(Exercise aim):
All lines in the records that carry the string "stroke" are to be shown.

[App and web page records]
——————

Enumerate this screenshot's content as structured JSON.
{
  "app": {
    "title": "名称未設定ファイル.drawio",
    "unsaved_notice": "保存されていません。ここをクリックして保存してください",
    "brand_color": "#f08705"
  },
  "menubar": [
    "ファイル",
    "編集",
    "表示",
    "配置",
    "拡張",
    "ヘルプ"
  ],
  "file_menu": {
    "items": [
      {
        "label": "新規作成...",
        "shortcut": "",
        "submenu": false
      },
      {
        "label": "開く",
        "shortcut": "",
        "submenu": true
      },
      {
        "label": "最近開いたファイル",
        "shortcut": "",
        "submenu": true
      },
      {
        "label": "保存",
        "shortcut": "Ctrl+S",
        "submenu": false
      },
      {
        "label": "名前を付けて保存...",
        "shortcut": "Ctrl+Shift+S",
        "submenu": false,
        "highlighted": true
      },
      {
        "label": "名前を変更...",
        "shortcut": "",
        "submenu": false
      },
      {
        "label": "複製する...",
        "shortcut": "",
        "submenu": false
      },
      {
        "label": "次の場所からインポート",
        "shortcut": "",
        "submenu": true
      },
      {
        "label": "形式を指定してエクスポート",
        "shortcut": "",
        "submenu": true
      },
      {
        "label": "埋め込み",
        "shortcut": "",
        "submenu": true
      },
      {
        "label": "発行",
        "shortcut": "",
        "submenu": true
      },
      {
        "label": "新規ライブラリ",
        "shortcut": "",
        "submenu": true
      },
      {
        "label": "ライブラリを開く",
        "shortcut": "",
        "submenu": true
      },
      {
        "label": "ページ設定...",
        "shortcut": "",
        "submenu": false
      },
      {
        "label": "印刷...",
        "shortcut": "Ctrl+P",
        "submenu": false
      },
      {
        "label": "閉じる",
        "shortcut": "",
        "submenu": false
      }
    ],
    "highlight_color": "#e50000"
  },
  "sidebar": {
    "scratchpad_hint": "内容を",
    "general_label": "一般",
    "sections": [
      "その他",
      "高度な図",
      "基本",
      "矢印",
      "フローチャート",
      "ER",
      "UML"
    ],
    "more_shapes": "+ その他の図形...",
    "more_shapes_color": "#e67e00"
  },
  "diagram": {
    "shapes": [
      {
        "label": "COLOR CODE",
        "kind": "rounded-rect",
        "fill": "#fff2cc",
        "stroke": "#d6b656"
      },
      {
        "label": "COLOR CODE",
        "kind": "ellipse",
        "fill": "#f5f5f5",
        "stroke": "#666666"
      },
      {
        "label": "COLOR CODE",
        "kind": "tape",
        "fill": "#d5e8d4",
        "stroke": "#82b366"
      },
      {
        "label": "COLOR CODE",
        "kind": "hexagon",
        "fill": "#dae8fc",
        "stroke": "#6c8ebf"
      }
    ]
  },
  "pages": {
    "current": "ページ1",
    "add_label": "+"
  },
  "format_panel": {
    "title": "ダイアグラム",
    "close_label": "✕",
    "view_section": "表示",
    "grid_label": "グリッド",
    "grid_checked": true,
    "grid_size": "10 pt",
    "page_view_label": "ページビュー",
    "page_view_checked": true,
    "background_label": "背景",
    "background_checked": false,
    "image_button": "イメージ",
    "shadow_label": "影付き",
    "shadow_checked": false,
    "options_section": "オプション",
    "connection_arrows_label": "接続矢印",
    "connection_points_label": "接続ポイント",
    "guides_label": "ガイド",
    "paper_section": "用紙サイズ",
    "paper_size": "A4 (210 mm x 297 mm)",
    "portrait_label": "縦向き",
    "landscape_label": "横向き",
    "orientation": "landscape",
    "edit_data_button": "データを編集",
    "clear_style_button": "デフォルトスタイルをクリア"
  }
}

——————

(Task response):
        "stroke": "#d6b656"
        "stroke": "#666666"
        "stroke": "#82b366"
        "stroke": "#6c8ebf"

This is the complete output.